**ACTIVITY**
Using the listing below, keep only the lines with the word "Erstellt" and copy them.

**INPUT MATERIAL**
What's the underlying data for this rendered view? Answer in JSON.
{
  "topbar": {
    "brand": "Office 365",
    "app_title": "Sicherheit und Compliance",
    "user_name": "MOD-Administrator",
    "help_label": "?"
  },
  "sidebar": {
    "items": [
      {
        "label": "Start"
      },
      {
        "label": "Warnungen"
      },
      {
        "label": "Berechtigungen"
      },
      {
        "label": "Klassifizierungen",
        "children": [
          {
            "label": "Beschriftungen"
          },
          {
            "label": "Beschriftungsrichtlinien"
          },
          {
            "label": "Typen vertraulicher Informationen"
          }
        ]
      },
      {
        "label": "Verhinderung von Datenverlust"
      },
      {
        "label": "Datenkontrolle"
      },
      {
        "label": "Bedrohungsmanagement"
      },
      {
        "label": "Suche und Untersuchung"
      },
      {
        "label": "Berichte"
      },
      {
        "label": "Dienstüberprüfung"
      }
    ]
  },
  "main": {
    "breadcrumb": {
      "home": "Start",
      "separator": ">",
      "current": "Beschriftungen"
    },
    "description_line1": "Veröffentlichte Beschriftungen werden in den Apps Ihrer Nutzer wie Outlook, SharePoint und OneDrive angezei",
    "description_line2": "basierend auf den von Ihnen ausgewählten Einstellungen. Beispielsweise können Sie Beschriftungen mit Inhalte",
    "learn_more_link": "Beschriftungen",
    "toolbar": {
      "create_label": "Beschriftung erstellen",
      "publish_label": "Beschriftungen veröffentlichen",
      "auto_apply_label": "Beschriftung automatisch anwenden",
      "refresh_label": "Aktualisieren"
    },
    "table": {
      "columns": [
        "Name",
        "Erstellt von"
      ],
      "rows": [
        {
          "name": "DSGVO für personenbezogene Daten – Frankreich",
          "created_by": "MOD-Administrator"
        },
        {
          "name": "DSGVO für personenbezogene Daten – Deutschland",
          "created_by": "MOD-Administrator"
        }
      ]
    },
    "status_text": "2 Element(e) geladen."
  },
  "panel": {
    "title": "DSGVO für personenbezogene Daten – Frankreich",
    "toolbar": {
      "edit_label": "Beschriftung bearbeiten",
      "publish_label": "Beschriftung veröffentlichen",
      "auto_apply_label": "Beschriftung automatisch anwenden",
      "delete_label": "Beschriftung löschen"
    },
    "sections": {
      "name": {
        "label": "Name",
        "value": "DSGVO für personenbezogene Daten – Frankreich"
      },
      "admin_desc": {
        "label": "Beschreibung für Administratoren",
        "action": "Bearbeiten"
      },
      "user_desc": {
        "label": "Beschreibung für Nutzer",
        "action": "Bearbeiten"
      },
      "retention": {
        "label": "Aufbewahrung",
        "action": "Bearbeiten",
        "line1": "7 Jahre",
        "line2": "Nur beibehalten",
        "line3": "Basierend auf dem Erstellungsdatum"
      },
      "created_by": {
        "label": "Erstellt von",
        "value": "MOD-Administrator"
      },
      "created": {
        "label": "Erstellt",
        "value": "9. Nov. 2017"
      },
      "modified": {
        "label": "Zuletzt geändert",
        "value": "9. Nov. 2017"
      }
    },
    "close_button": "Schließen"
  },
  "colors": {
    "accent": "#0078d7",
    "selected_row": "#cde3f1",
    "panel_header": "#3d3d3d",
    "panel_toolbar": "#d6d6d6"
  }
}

**WRITTEN REPLY**
        "Erstellt von"
        "label": "Erstellt von",
        "label": "Erstellt",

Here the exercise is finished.